▶ _Exercise prompt_
Every record needs to come back as written, except for the pictures.

▶ _Given data_
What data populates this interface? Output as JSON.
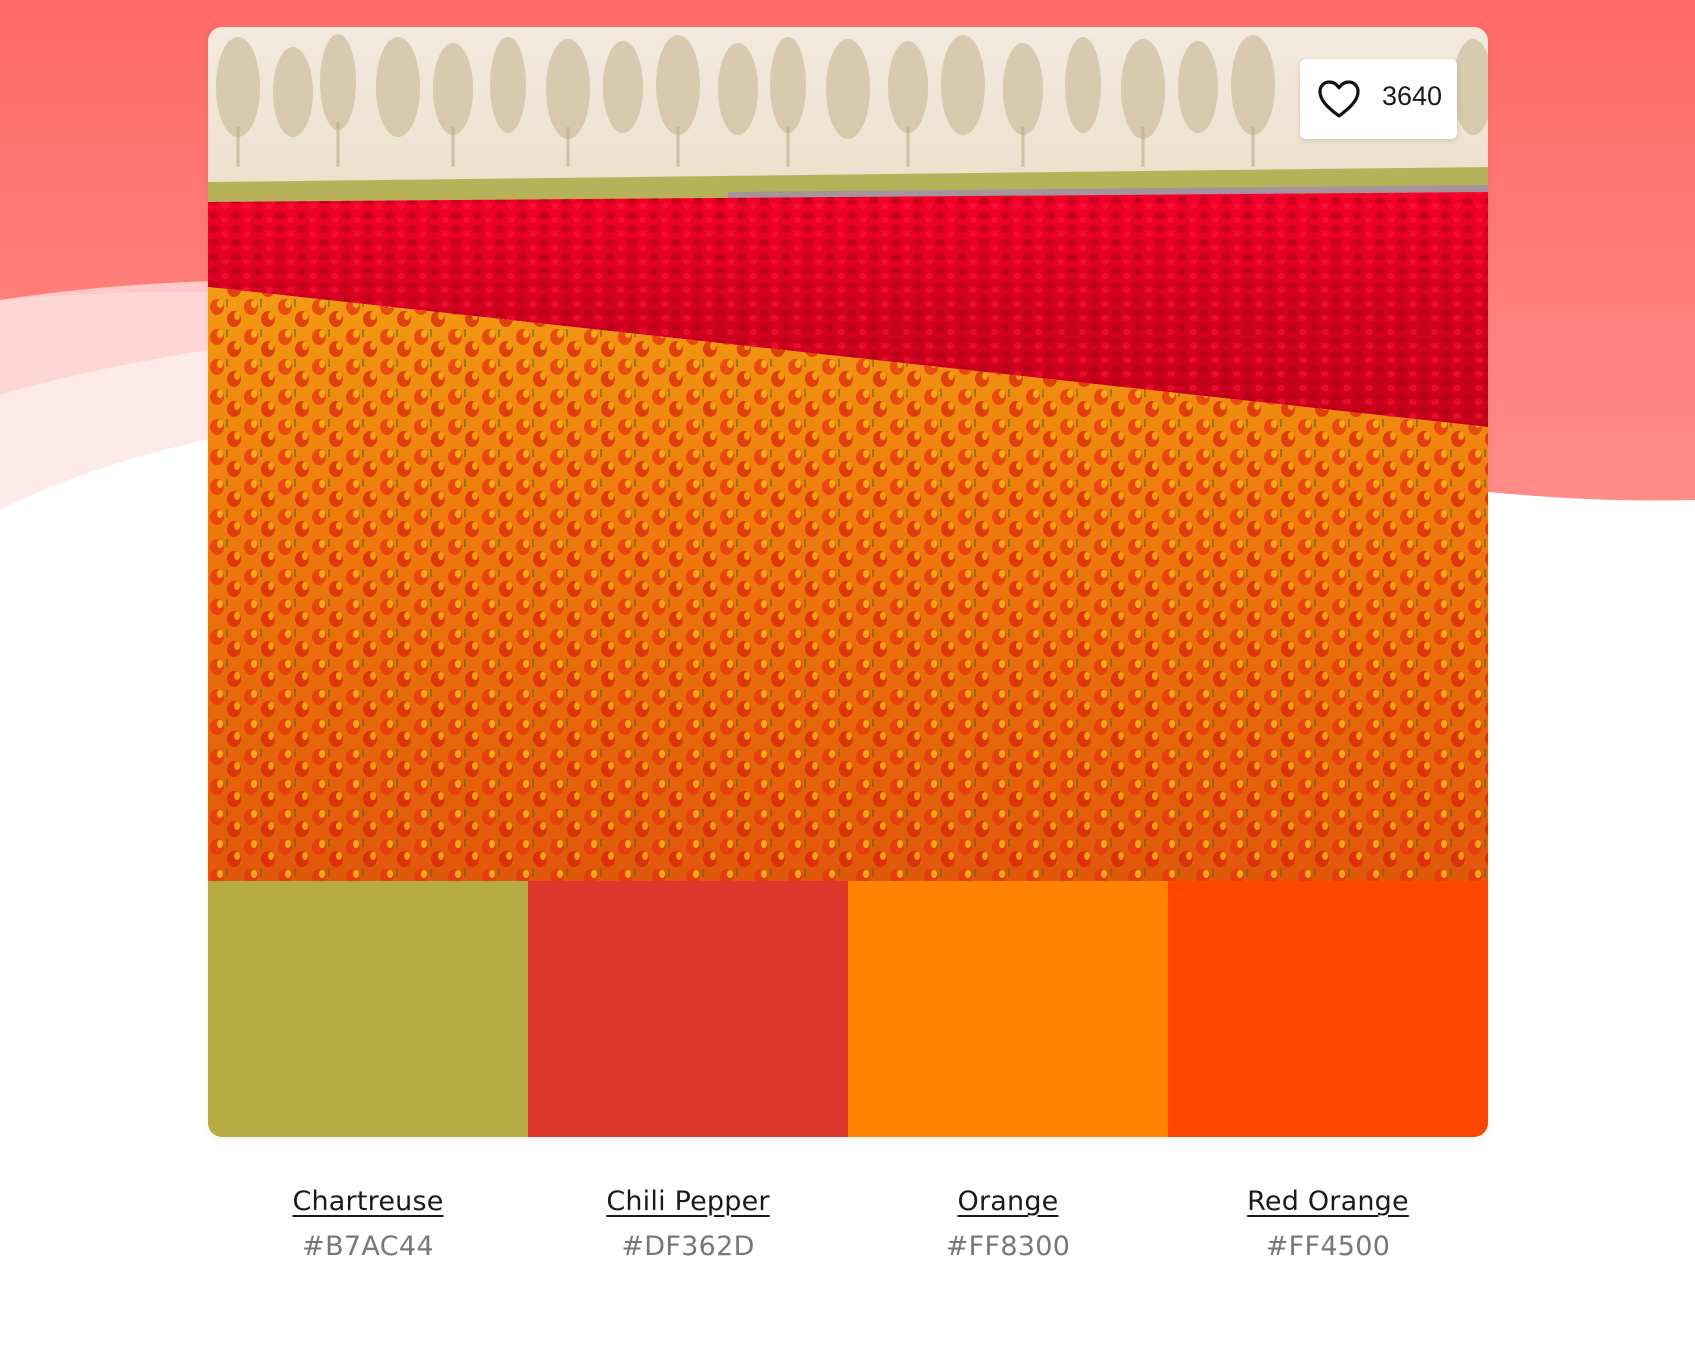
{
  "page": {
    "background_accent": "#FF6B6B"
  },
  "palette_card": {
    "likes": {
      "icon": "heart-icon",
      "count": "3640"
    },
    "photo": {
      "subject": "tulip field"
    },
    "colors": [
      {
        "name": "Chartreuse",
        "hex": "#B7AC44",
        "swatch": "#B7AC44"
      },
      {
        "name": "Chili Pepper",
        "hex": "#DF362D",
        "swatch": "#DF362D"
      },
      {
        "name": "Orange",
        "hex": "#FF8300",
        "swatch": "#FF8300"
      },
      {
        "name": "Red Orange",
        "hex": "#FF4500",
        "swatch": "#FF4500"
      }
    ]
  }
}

▶ _Result_
What data populates this interface? Output as JSON.
{
  "page": {
    "background_accent": "#FF6B6B"
  },
  "palette_card": {
    "likes": {
      "icon": "heart-icon",
      "count": "3640"
    },
    "photo": {
      "subject": "tulip field"
    },
    "colors": [
      {
        "name": "Chartreuse",
        "hex": "#B7AC44",
        "swatch": "#B7AC44"
      },
      {
        "name": "Chili Pepper",
        "hex": "#DF362D",
        "swatch": "#DF362D"
      },
      {
        "name": "Orange",
        "hex": "#FF8300",
        "swatch": "#FF8300"
      },
      {
        "name": "Red Orange",
        "hex": "#FF4500",
        "swatch": "#FF4500"
      }
    ]
  }
}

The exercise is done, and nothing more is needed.